__Data extract__.
◆ ◆ ◆ ◆

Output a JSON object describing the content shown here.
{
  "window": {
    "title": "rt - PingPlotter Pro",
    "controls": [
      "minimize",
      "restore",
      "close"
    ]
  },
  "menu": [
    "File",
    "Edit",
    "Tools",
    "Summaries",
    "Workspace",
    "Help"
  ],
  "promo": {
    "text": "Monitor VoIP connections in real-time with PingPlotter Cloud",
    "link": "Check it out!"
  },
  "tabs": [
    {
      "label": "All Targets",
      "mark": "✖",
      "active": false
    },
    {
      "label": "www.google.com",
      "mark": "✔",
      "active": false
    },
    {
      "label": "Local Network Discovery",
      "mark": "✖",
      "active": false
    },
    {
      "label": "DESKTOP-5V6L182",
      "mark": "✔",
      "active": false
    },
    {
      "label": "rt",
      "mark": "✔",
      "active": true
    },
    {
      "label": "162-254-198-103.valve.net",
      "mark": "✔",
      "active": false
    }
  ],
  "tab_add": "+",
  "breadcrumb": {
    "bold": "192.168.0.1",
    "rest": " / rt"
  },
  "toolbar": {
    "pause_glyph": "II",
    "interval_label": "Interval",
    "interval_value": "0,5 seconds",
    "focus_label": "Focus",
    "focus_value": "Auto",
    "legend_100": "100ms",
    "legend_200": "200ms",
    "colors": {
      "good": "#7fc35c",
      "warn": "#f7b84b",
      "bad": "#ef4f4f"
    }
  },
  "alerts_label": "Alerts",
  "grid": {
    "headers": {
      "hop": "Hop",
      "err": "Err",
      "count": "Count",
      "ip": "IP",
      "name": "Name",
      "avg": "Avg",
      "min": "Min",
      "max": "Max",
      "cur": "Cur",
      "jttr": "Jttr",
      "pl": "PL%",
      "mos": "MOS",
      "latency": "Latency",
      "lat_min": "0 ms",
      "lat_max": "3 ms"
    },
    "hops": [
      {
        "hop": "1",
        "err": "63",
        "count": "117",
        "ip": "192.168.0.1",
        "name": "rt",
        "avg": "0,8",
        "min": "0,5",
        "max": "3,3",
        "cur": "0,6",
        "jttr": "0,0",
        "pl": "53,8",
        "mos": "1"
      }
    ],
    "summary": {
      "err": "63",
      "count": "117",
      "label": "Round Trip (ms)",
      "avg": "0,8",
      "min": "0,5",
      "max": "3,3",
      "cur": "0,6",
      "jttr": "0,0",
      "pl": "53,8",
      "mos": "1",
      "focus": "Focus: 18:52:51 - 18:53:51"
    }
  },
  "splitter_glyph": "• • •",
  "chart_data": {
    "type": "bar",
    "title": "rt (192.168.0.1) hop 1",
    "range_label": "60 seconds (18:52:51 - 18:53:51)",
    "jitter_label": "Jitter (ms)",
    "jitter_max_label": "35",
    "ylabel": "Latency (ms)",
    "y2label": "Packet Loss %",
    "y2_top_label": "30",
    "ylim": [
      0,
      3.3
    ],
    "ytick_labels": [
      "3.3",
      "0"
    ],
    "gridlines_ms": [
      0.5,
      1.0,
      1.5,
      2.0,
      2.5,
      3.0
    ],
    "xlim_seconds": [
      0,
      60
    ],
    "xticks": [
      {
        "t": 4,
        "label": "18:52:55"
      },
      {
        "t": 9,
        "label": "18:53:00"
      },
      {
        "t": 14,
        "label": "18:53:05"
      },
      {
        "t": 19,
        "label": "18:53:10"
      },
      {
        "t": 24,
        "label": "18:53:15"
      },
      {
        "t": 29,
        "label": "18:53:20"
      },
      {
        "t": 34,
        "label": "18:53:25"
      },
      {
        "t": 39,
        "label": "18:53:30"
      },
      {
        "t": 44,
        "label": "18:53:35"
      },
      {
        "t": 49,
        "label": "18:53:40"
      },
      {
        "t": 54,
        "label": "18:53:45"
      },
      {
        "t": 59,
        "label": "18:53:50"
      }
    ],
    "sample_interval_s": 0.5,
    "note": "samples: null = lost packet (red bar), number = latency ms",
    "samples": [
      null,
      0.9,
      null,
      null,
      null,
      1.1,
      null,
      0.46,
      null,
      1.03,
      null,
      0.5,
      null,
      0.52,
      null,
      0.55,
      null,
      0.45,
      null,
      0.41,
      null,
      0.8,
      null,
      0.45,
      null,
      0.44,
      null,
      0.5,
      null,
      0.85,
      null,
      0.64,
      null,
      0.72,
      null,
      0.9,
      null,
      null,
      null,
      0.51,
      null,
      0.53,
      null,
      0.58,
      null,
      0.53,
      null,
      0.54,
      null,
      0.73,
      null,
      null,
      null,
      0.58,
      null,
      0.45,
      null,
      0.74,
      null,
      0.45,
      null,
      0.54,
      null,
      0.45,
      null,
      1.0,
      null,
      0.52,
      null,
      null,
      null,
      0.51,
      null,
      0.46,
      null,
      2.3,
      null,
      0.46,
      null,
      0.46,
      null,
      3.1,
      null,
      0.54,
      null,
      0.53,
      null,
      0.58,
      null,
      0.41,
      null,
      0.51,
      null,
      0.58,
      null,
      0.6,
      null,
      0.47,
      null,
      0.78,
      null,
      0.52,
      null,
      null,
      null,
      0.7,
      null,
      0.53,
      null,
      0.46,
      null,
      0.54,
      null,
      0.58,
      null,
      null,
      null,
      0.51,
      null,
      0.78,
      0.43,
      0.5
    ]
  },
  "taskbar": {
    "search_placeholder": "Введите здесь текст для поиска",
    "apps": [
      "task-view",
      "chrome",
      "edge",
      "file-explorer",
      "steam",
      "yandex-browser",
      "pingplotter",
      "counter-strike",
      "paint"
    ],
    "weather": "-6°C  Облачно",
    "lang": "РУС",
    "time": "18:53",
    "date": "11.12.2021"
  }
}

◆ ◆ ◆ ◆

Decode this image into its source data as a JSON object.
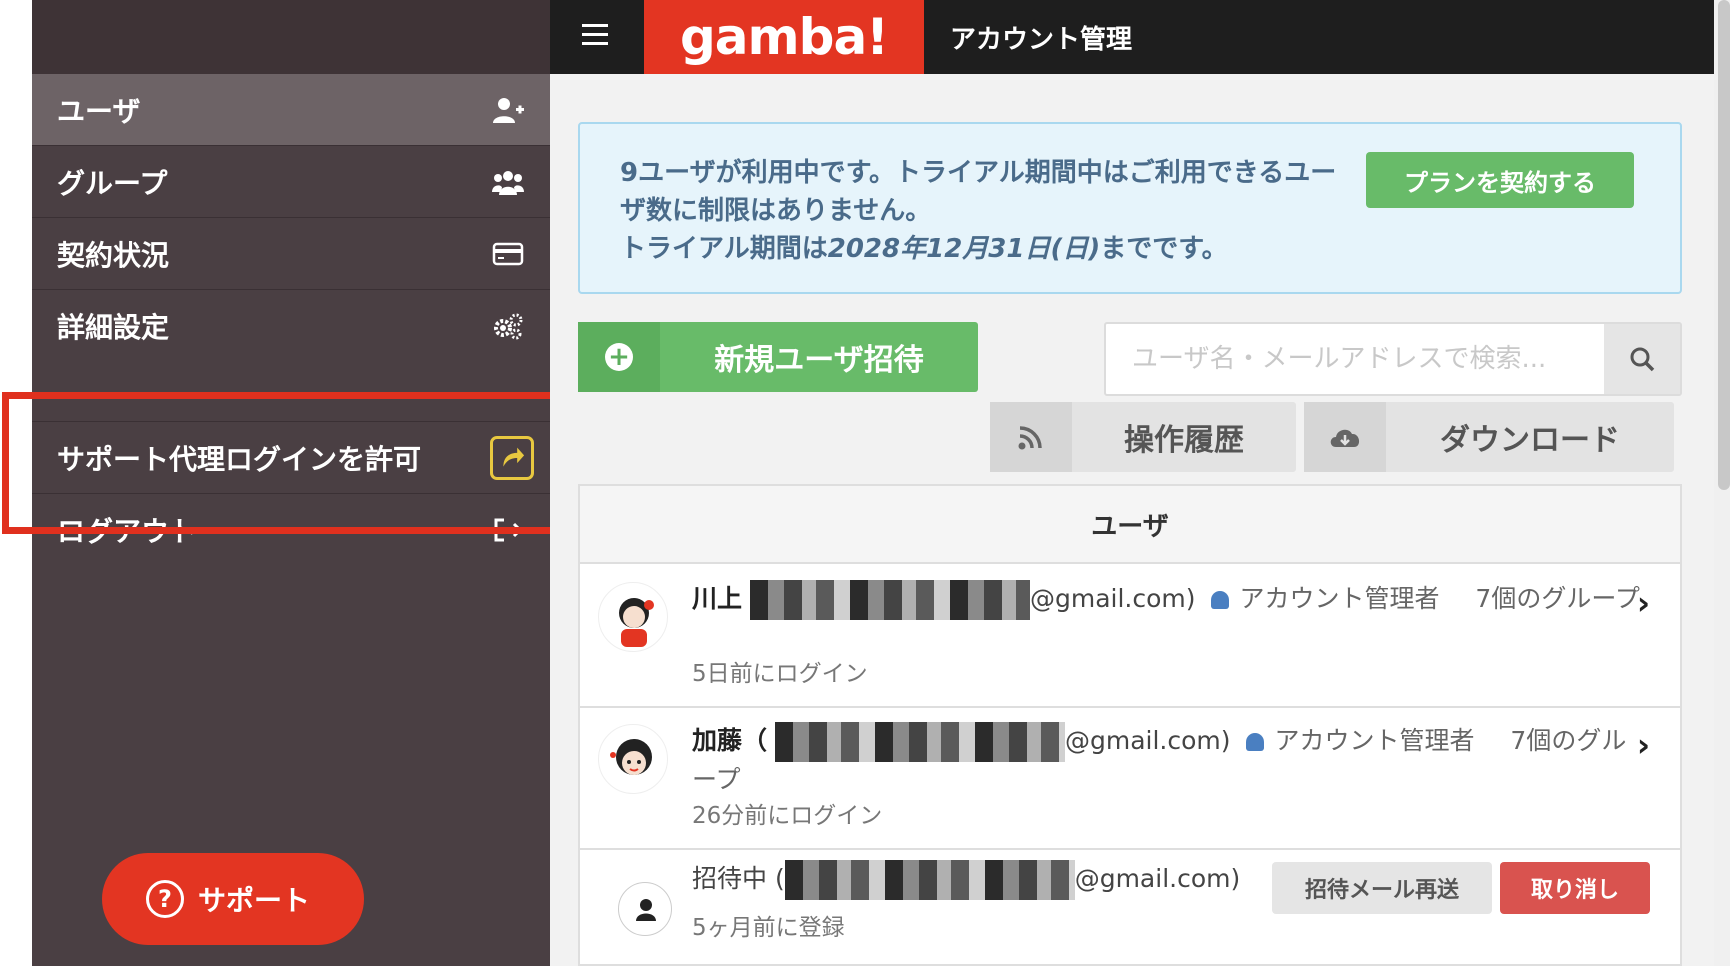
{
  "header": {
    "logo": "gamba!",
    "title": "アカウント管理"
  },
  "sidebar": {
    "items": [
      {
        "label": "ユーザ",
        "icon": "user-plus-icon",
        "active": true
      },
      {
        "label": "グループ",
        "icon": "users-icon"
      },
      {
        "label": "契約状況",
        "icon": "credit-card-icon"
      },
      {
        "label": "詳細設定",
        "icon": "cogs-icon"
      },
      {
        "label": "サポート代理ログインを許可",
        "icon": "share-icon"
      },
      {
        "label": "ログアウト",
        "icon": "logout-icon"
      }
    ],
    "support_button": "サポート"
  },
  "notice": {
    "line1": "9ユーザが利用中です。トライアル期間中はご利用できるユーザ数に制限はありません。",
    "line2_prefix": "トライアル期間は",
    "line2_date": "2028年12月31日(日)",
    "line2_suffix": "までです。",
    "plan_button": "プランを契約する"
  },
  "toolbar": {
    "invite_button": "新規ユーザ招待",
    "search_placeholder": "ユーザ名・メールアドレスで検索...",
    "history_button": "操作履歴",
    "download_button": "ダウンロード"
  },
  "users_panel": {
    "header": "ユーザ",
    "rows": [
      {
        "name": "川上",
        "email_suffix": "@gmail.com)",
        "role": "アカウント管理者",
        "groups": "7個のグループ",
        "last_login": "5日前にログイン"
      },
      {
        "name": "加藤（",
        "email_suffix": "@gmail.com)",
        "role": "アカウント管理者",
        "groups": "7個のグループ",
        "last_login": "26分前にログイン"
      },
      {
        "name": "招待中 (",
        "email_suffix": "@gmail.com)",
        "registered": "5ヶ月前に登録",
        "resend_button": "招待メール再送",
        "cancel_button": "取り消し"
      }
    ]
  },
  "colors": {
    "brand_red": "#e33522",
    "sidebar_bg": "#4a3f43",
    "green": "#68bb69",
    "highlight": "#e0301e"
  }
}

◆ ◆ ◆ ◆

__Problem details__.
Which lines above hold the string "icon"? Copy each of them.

__Task result__.
        "icon": "user-plus-icon",
        "icon": "users-icon"
        "icon": "credit-card-icon"
        "icon": "cogs-icon"
        "icon": "share-icon"
        "icon": "logout-icon"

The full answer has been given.